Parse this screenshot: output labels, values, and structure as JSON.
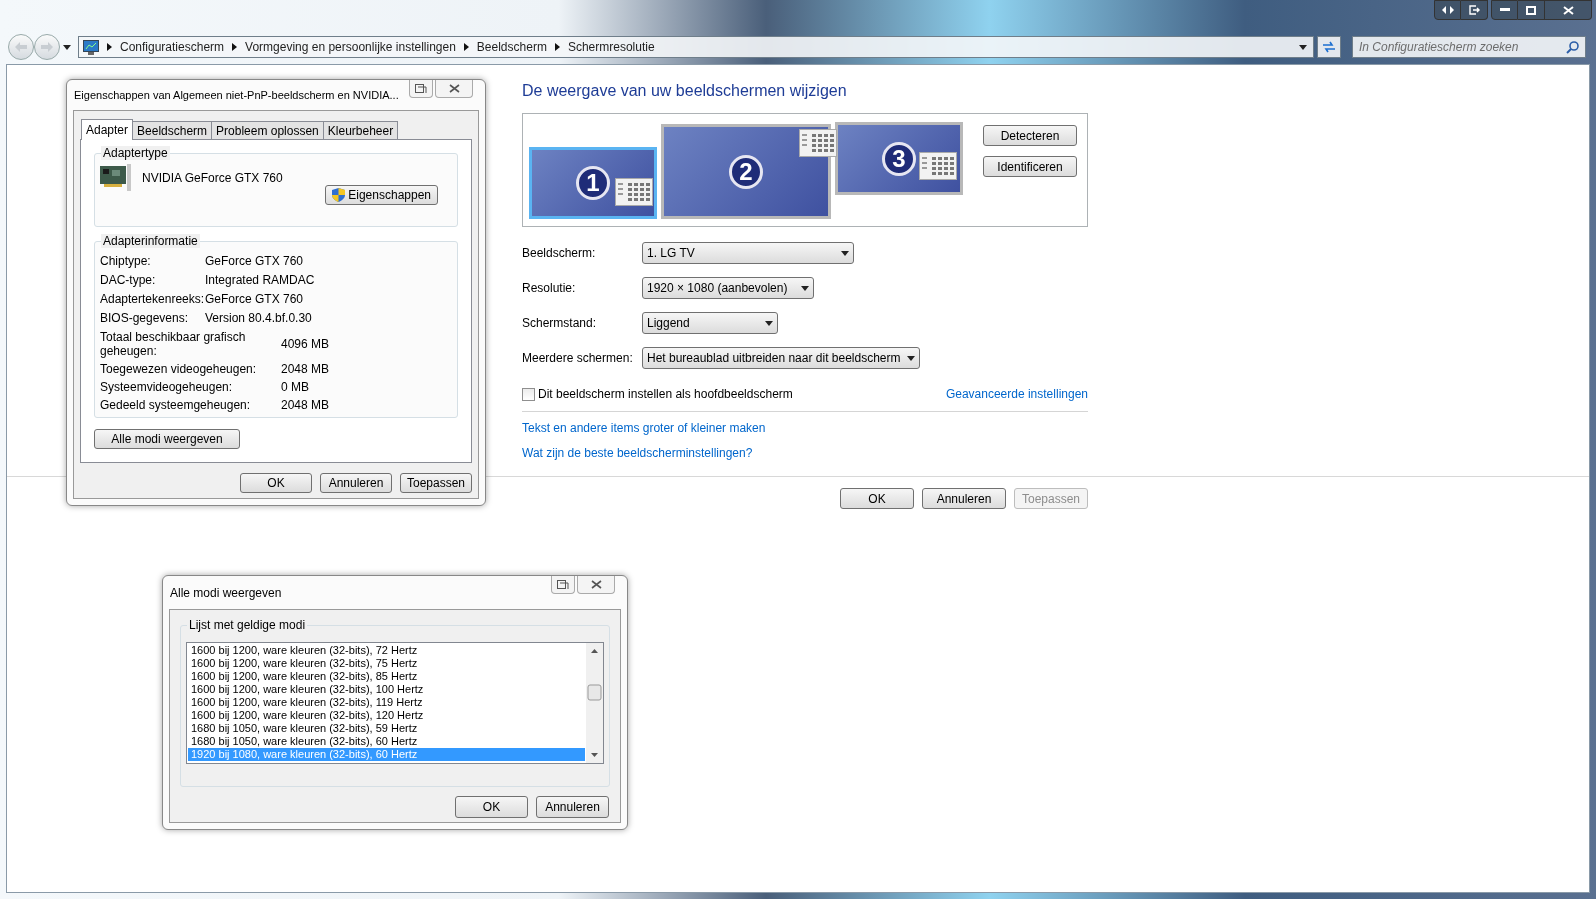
{
  "address_bar": {
    "crumbs": [
      "Configuratiescherm",
      "Vormgeving en persoonlijke instellingen",
      "Beeldscherm",
      "Schermresolutie"
    ]
  },
  "search": {
    "placeholder": "In Configuratiescherm zoeken"
  },
  "main": {
    "heading": "De weergave van uw beeldschermen wijzigen",
    "monitors": [
      {
        "number": "1",
        "selected": true
      },
      {
        "number": "2",
        "selected": false
      },
      {
        "number": "3",
        "selected": false
      }
    ],
    "monitor_buttons": [
      "Detecteren",
      "Identificeren"
    ],
    "fields": [
      {
        "label": "Beeldscherm:",
        "value": "1. LG TV"
      },
      {
        "label": "Resolutie:",
        "value": "1920 × 1080 (aanbevolen)"
      },
      {
        "label": "Schermstand:",
        "value": "Liggend"
      },
      {
        "label": "Meerdere schermen:",
        "value": "Het bureaublad uitbreiden naar dit beeldscherm"
      }
    ],
    "checkbox": {
      "label": "Dit beeldscherm instellen als hoofdbeeldscherm",
      "checked": false
    },
    "advanced_link": "Geavanceerde instellingen",
    "links": [
      "Tekst en andere items groter of kleiner maken",
      "Wat zijn de beste beeldscherminstellingen?"
    ],
    "buttons": [
      {
        "label": "OK",
        "disabled": false
      },
      {
        "label": "Annuleren",
        "disabled": false
      },
      {
        "label": "Toepassen",
        "disabled": true
      }
    ]
  },
  "properties_dialog": {
    "title": "Eigenschappen van Algemeen niet-PnP-beeldscherm en NVIDIA...",
    "tabs": [
      {
        "label": "Adapter",
        "selected": true
      },
      {
        "label": "Beeldscherm",
        "selected": false
      },
      {
        "label": "Probleem oplossen",
        "selected": false
      },
      {
        "label": "Kleurbeheer",
        "selected": false
      }
    ],
    "adapter_type": {
      "legend": "Adaptertype",
      "name": "NVIDIA GeForce GTX 760",
      "button": "Eigenschappen"
    },
    "adapter_info": {
      "legend": "Adapterinformatie",
      "rows": [
        {
          "label": "Chiptype:",
          "value": "GeForce GTX 760"
        },
        {
          "label": "DAC-type:",
          "value": "Integrated RAMDAC"
        },
        {
          "label": "Adaptertekenreeks:",
          "value": "GeForce GTX 760"
        },
        {
          "label": "BIOS-gegevens:",
          "value": "Version 80.4.bf.0.30"
        }
      ],
      "memory_rows": [
        {
          "label": "Totaal beschikbaar grafisch geheugen:",
          "value": "4096 MB"
        },
        {
          "label": "Toegewezen videogeheugen:",
          "value": "2048 MB"
        },
        {
          "label": "Systeemvideogeheugen:",
          "value": "0 MB"
        },
        {
          "label": "Gedeeld systeemgeheugen:",
          "value": "2048 MB"
        }
      ]
    },
    "modes_button": "Alle modi weergeven",
    "buttons": [
      "OK",
      "Annuleren",
      "Toepassen"
    ]
  },
  "modes_dialog": {
    "title": "Alle modi weergeven",
    "legend": "Lijst met geldige modi",
    "items": [
      {
        "label": "1600 bij 1200, ware kleuren (32-bits), 72 Hertz",
        "selected": false
      },
      {
        "label": "1600 bij 1200, ware kleuren (32-bits), 75 Hertz",
        "selected": false
      },
      {
        "label": "1600 bij 1200, ware kleuren (32-bits), 85 Hertz",
        "selected": false
      },
      {
        "label": "1600 bij 1200, ware kleuren (32-bits), 100 Hertz",
        "selected": false
      },
      {
        "label": "1600 bij 1200, ware kleuren (32-bits), 119 Hertz",
        "selected": false
      },
      {
        "label": "1600 bij 1200, ware kleuren (32-bits), 120 Hertz",
        "selected": false
      },
      {
        "label": "1680 bij 1050, ware kleuren (32-bits), 59 Hertz",
        "selected": false
      },
      {
        "label": "1680 bij 1050, ware kleuren (32-bits), 60 Hertz",
        "selected": false
      },
      {
        "label": "1920 bij 1080, ware kleuren (32-bits), 60 Hertz",
        "selected": true
      }
    ],
    "buttons": [
      "OK",
      "Annuleren"
    ]
  }
}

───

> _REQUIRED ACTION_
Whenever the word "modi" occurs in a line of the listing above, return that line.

> _YOUR SOLUTION_
    "modes_button": "Alle modi weergeven",
    "title": "Alle modi weergeven",
    "legend": "Lijst met geldige modi",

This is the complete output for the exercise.